When we experience the joy of life deeply, we develop a close connection with others, and this generates within us a love for our fellow human beings. If we feel distant from others, it is a sign that we are also distant from ourselves and we lack a deep understanding of life. People are a part of life. The thought that we can stay away from people by living in nature is not logical, because people are part of nature. When we suffer from negative mental formations, we tend to blame it on other people, but the root cause of this suffering is the fact that we are not in touch with life and do not understand life. We may be competent in many fields of study, but we have not devoted enough time to understanding our own mental formations and those of the people living close to us. This creates a separation between ourselves and others, and life. When we live mindfully and wholeheartedly, we learn to be present so we can listen to the other person with an open heart, which relaxes and gladdens our mind. To be able to sit for a cup of tea or to share a conversation with someone, even for a few moments, makes wonderful memories that nourish us, helping us see that we are not alone on our life journey.
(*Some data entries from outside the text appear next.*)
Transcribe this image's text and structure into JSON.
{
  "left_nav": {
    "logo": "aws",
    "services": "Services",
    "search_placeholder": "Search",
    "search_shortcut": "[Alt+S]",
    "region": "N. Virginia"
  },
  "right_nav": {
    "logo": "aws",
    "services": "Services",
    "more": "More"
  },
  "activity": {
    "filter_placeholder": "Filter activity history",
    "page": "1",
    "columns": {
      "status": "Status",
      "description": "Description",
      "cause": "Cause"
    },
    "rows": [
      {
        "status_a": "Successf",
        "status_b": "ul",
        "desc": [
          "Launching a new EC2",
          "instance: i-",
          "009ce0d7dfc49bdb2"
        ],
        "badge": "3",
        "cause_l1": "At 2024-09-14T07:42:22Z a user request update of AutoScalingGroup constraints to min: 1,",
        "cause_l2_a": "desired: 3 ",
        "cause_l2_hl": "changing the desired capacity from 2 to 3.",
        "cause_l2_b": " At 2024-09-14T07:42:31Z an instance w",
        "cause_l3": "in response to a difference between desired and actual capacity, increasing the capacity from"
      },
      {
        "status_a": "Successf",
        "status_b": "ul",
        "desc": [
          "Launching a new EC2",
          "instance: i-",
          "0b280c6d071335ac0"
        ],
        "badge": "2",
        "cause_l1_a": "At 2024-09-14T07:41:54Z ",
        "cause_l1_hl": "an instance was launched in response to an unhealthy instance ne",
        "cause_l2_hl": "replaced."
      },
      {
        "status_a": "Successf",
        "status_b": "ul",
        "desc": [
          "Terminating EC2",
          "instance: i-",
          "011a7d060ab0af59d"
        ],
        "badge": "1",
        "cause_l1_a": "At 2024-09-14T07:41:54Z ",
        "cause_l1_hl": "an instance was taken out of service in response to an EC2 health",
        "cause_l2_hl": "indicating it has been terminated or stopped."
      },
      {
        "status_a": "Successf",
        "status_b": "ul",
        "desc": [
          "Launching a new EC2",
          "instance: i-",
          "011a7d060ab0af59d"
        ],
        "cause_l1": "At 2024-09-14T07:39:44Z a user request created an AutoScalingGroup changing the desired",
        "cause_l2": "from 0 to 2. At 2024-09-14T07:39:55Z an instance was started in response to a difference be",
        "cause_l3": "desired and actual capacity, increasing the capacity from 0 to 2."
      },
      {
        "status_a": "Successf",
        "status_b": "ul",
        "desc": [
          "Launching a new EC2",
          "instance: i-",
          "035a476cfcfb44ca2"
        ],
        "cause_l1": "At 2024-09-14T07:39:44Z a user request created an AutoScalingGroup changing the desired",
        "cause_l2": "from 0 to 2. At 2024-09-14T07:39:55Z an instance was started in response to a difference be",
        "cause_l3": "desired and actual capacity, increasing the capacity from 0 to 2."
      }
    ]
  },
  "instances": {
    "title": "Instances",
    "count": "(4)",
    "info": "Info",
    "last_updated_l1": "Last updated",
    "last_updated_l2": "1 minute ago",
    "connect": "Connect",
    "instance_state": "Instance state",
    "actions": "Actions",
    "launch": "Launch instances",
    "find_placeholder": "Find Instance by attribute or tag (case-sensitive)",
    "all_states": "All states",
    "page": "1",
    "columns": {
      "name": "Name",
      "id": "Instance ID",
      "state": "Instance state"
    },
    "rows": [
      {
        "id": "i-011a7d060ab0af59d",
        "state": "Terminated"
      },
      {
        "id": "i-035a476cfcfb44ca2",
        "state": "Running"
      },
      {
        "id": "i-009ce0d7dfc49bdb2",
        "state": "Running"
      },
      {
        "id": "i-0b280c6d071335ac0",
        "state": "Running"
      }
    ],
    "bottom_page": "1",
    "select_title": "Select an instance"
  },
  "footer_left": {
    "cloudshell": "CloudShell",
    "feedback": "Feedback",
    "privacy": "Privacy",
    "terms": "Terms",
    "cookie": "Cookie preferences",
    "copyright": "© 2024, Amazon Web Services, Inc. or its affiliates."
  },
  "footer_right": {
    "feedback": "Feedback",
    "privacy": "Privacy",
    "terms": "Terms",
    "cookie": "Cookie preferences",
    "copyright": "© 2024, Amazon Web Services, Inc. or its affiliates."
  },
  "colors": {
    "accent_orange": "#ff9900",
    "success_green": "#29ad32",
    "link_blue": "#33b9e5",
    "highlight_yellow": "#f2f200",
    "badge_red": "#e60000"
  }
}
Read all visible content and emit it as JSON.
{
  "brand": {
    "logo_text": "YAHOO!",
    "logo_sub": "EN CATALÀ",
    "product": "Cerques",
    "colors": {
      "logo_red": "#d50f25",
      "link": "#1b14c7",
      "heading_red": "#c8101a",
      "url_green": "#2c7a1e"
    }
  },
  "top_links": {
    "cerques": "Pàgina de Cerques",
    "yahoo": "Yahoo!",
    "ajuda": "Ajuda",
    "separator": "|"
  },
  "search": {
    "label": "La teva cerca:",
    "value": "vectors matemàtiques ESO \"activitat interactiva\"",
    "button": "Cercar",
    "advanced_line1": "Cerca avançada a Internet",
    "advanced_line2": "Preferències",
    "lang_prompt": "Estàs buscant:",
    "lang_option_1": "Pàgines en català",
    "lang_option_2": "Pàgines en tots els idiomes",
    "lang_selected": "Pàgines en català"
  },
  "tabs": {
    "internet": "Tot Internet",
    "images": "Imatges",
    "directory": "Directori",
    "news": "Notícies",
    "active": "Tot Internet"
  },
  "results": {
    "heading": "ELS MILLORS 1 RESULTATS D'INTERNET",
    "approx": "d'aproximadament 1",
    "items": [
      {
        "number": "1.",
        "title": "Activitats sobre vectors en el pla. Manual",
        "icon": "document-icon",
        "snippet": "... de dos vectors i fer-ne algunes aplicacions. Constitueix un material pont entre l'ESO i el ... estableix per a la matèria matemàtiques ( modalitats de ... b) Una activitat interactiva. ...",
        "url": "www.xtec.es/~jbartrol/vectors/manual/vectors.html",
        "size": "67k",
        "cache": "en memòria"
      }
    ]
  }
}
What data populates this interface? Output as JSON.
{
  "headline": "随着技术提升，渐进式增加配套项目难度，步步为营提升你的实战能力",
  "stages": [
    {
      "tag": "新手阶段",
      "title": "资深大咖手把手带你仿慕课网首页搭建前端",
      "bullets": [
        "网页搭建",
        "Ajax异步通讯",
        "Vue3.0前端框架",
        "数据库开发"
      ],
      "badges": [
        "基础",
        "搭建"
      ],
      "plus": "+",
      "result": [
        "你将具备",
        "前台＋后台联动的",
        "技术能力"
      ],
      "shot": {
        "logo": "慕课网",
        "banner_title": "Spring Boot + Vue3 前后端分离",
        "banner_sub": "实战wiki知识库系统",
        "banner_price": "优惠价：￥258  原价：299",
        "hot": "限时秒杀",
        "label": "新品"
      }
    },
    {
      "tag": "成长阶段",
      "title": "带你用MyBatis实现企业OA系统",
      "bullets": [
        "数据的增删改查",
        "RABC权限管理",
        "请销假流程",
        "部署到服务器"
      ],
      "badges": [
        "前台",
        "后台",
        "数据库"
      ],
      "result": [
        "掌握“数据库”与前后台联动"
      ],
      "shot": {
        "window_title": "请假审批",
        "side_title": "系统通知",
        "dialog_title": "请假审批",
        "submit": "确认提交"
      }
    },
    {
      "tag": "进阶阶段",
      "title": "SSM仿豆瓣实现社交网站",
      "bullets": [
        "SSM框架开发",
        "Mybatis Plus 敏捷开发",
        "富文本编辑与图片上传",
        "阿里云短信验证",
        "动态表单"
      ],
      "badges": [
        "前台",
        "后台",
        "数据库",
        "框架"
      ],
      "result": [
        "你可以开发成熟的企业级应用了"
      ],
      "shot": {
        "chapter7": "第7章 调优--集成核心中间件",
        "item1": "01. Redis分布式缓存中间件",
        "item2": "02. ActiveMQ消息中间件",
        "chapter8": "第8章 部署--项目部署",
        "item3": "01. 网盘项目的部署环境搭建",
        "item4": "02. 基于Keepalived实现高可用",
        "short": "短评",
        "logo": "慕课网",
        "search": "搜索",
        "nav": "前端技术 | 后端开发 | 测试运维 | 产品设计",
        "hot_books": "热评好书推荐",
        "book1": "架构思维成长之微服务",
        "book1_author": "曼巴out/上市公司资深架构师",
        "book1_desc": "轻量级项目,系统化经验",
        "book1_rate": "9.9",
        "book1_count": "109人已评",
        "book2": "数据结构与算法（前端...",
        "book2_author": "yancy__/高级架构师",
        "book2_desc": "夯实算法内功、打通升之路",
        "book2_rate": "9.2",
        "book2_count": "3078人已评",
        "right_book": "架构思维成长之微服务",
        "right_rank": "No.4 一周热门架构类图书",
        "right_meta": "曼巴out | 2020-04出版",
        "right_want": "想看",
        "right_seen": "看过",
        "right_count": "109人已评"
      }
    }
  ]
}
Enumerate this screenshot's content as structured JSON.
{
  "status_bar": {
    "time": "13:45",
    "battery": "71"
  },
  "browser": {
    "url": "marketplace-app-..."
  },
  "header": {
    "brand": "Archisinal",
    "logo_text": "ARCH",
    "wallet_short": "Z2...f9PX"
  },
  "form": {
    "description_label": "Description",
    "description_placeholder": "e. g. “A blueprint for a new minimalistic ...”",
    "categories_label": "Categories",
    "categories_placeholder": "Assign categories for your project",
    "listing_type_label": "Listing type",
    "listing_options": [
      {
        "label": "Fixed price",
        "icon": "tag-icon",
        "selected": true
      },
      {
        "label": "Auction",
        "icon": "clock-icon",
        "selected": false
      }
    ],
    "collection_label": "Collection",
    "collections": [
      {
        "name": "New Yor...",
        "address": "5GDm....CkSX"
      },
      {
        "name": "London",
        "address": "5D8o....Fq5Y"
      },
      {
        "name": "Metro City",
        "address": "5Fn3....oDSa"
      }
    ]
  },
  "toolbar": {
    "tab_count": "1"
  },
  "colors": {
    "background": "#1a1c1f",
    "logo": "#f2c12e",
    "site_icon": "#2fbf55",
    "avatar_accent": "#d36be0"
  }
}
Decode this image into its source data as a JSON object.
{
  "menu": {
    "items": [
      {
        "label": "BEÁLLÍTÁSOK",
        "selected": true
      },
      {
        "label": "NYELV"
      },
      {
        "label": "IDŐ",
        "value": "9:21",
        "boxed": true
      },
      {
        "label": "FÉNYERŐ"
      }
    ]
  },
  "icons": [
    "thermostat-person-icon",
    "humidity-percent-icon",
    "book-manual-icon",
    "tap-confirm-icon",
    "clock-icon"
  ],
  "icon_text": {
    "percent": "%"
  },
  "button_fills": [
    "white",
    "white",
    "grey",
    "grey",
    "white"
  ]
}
We cannot handle such negative mental formations as anger when we are not in touch with our own mind. But when we are mindful and in touch with life, we have a good “herd-gathering” buffalo which enables us to get hold of the anger at the level of mind consciousness, and take good care of it. Because they have such strong momentum, anger, worry, or sadness may not cease immediately when we recognize and try to embrace them. When this happens, we should not try too hard. When we see that the mental formation arising in us is creating tension, we should put only sixty to seventy percent of our attention on it. If the mental formation continues to run wild despite our effort, we develop the impression that we are helpless and powerless, and then our mind may become even more agitated. So we should pay only sixty percent attention to the mental formation, and save the other forty percent for relaxing and getting in touch with wonderful things around us. This is a useful technique when our concentration is not strong enough to completely embrace the negative mental formation and resolve it right away. Patience is important in this situation.
Equanimity is the absence of grasping. With equanimity, our mind is as unencumbered as when we take the buffaloes to the empty field. When the mind is able to observe anger, the anger is gradually subdued, and it merges with the mental formation of mindfulness. The runaway buffalo is gradually brought back by the “herd-gathering” buffalo, and the herd comes together as one. When anger is embraced with mindfulness, it becomes less strong, and it is transformed into the energy of mindfulness, like water and milk mixed together. We need to practice mindfulness diligently so that we gradually develop the capacity to embrace our anger and sadness. Once we are able to do this, we will be able to care for all other mental formations, such as jealousy, hate, love, etc. We begin with simple recognition, calling a mental formation by its true name as it arises. Then, also with mindfulness, we gradually embrace it, feeling the mind calming down, seeing that everything is mind. And when we can see the full depth of the mental formation and pull up its root, transformation happens. The buffalo herder and the Zen practitioner are similar in their approaches. Zen practitioners tame the buffaloes of our minds.
This is an excerpt from a Dharma talk given at Deer Park Monastery in January 2010.
Brother Phap Co was ordained in December 1999. He is Vietnamese Australian. He is very loved in our Sangha, because he is always positive and helpful to everyone. He loves to hike, bake bread, and work in the garden.